New business vocabulary and hot phrases are a big temptation to use, as they can make you feel clever and ‘in with the in crowd’, but these chunks of English can very quickly become cliches and should be avoided.
A recent article featured in the Linkedin Pulse section of useful business-related articles highlighted that native-speakers find the overused idioms extremely annoying to hear.
In addition, if you are dealing with non-native speakers in international business, would these people even understand these idioms? English idioms are generally learnt in the more advanced stages of English learning when someone is almost fluent. So, if your speech is littered with idioms, you are possibly alienating your mother-tongue speakers and confusing English as a second language speakers. That’s not good business!
As one of the key foundations of effective business is great communication, let’s return to plain English that gets your message across in straight-talking, direct and simple terms that everyone can understand.

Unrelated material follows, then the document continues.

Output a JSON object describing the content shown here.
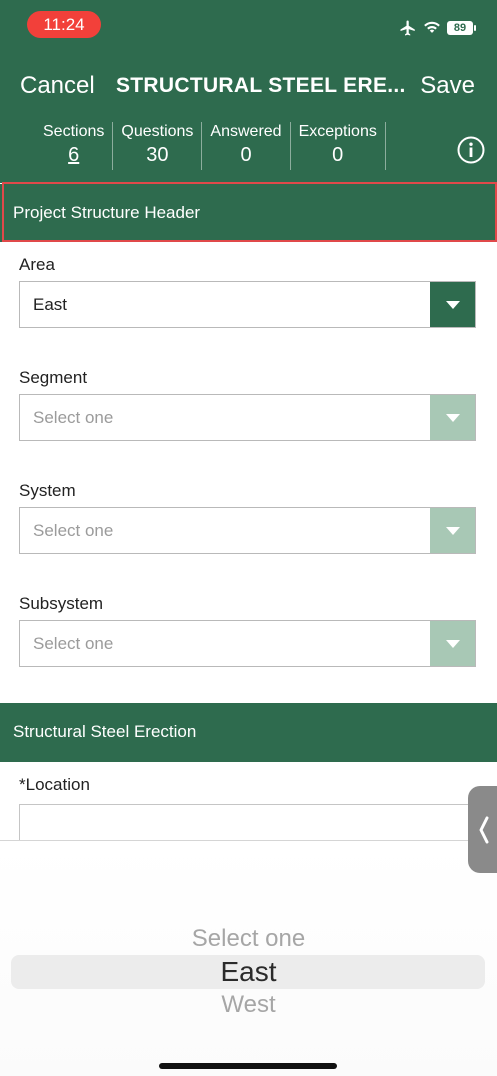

Business English idiom alternative phrases
The article mentioned above by LinkedIn Influencer, Dr Travis Bradberry listed 25 annoying British and American business phrases that should be avoided. In the video below, we’ve included the most common annoying business idioms from British English, but instead of leaving you searching for words, we have provided you with a clear English alternative to be used in any business situation.

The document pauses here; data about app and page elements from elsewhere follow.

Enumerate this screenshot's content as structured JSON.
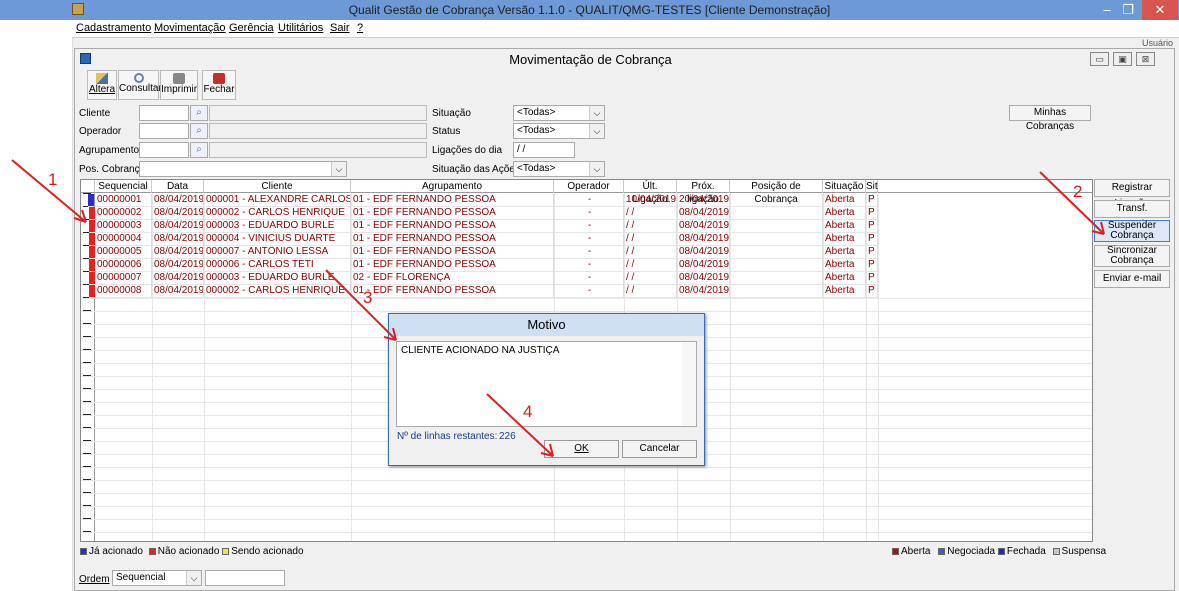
{
  "app": {
    "title": "Qualit Gestão de Cobrança Versão 1.1.0 - QUALIT/QMG-TESTES [Cliente Demonstração]",
    "window_buttons": [
      "–",
      "❐",
      "✕"
    ]
  },
  "menu": [
    "Cadastramento",
    "Movimentação",
    "Gerência",
    "Utilitários",
    "Sair",
    "?"
  ],
  "menu_right_hint": "Usuário",
  "child": {
    "title": "Movimentação de Cobrança",
    "buttons": [
      "▭",
      "▣",
      "⊠"
    ]
  },
  "toolbar": {
    "altera": "Altera",
    "consultar": "Consultar",
    "imprimir": "Imprimir",
    "fechar": "Fechar"
  },
  "filters": {
    "cliente": "Cliente",
    "operador": "Operador",
    "agrupamento": "Agrupamento",
    "pos_cobranca": "Pos. Cobrança",
    "situacao": "Situação",
    "situacao_value": "<Todas>",
    "status": "Status",
    "status_value": "<Todas>",
    "ligacoes_do_dia": "Ligações do dia",
    "ligacoes_value": " / /",
    "situacao_acoes": "Situação das Ações",
    "situacao_acoes_value": "<Todas>",
    "minhas_cobrancas": "Minhas Cobranças"
  },
  "side_buttons": {
    "registrar": "Registrar Ligação",
    "transf": "Transf. Operador",
    "suspender_1": "Suspender",
    "suspender_2": "Cobrança",
    "sincronizar_1": "Sincronizar",
    "sincronizar_2": "Cobrança",
    "email": "Enviar e-mail"
  },
  "grid": {
    "headers": {
      "seq": "Sequencial",
      "data": "Data",
      "cliente": "Cliente",
      "agrup": "Agrupamento",
      "oper": "Operador",
      "ult": "Últ. Ligação",
      "prox": "Próx. ligação",
      "pos": "Posição de Cobrança",
      "sit": "Situação",
      "sit2": "Sit"
    },
    "rows": [
      {
        "seq": "00000001",
        "data": "08/04/2019",
        "cliente": "000001 - ALEXANDRE CARLOS",
        "agrup": "01 - EDF FERNANDO PESSOA",
        "oper": "-",
        "ult": "10/04/2019",
        "prox": "20/04/2019",
        "pos": "",
        "sit": "Aberta",
        "sit2": "P"
      },
      {
        "seq": "00000002",
        "data": "08/04/2019",
        "cliente": "000002 - CARLOS HENRIQUE",
        "agrup": "01 - EDF FERNANDO PESSOA",
        "oper": "-",
        "ult": " / /",
        "prox": "08/04/2019",
        "pos": "",
        "sit": "Aberta",
        "sit2": "P"
      },
      {
        "seq": "00000003",
        "data": "08/04/2019",
        "cliente": "000003 - EDUARDO BURLE",
        "agrup": "01 - EDF FERNANDO PESSOA",
        "oper": "-",
        "ult": " / /",
        "prox": "08/04/2019",
        "pos": "",
        "sit": "Aberta",
        "sit2": "P"
      },
      {
        "seq": "00000004",
        "data": "08/04/2019",
        "cliente": "000004 - VINICIUS DUARTE",
        "agrup": "01 - EDF FERNANDO PESSOA",
        "oper": "-",
        "ult": " / /",
        "prox": "08/04/2019",
        "pos": "",
        "sit": "Aberta",
        "sit2": "P"
      },
      {
        "seq": "00000005",
        "data": "08/04/2019",
        "cliente": "000007 - ANTÔNIO LESSA",
        "agrup": "01 - EDF FERNANDO PESSOA",
        "oper": "-",
        "ult": " / /",
        "prox": "08/04/2019",
        "pos": "",
        "sit": "Aberta",
        "sit2": "P"
      },
      {
        "seq": "00000006",
        "data": "08/04/2019",
        "cliente": "000006 - CARLOS TETI",
        "agrup": "01 - EDF FERNANDO PESSOA",
        "oper": "-",
        "ult": " / /",
        "prox": "08/04/2019",
        "pos": "",
        "sit": "Aberta",
        "sit2": "P"
      },
      {
        "seq": "00000007",
        "data": "08/04/2019",
        "cliente": "000003 - EDUARDO BURLE",
        "agrup": "02 - EDF FLORENÇA",
        "oper": "-",
        "ult": " / /",
        "prox": "08/04/2019",
        "pos": "",
        "sit": "Aberta",
        "sit2": "P"
      },
      {
        "seq": "00000008",
        "data": "08/04/2019",
        "cliente": "000002 - CARLOS HENRIQUE",
        "agrup": "01 - EDF FERNANDO PESSOA",
        "oper": "-",
        "ult": " / /",
        "prox": "08/04/2019",
        "pos": "",
        "sit": "Aberta",
        "sit2": "P"
      }
    ]
  },
  "legend_left": {
    "ja": "Já acionado",
    "nao": "Não acionado",
    "sendo": "Sendo acionado"
  },
  "legend_right": {
    "aberta": "Aberta",
    "negociada": "Negociada",
    "fechada": "Fechada",
    "suspensa": "Suspensa"
  },
  "legend_colors": {
    "ja": "#2b2bd6",
    "nao": "#e82020",
    "sendo": "#f4e04a",
    "aberta": "#b01010",
    "negociada": "#3a5ad0",
    "fechada": "#1b2bc0",
    "suspensa": "#c8c8c8"
  },
  "ordem": {
    "label": "Ordem",
    "value": "Sequencial"
  },
  "dialog": {
    "title": "Motivo",
    "text": "CLIENTE ACIONADO NA JUSTIÇA",
    "lines_label": "Nº de linhas restantes:",
    "lines_value": "226",
    "ok": "OK",
    "cancel": "Cancelar"
  },
  "annotations": [
    "1",
    "2",
    "3",
    "4"
  ]
}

Don’t you hate stock photos of business life?
Now these images are a joke in the business world as they are so overused.
Your business English might also be cliched if you are using some idioms. So, let’s look at the Business phrases NOT to use and some clear English alternative vocabulary.
IDIOM: Get the ball rolling
CLEAR ENGLISH: Let’s start
IDIOM: We need to hit the ground running with this project
CLEAR ENGLISH: We need to start the project well
IDIOM: Let’s think outside the box for a moment
CLEAR ENGLISH: Are there any other possible solutions?
IDIOM: It’s low hanging fruit
CLEAR ENGLISH: It’s easy to do
IDIOM: I’ve got a lot on my plate right now
CLEAR ENGLISH: I’m very busy at the moment
IDIOM: It’s all hands on deck to get this over and done with
CLEAR ENGLISH: Everyone is working extra hard to finish this.
IDIOM: Let’s touch base next week
CLEAR ENGLISH: Let’s speak again next week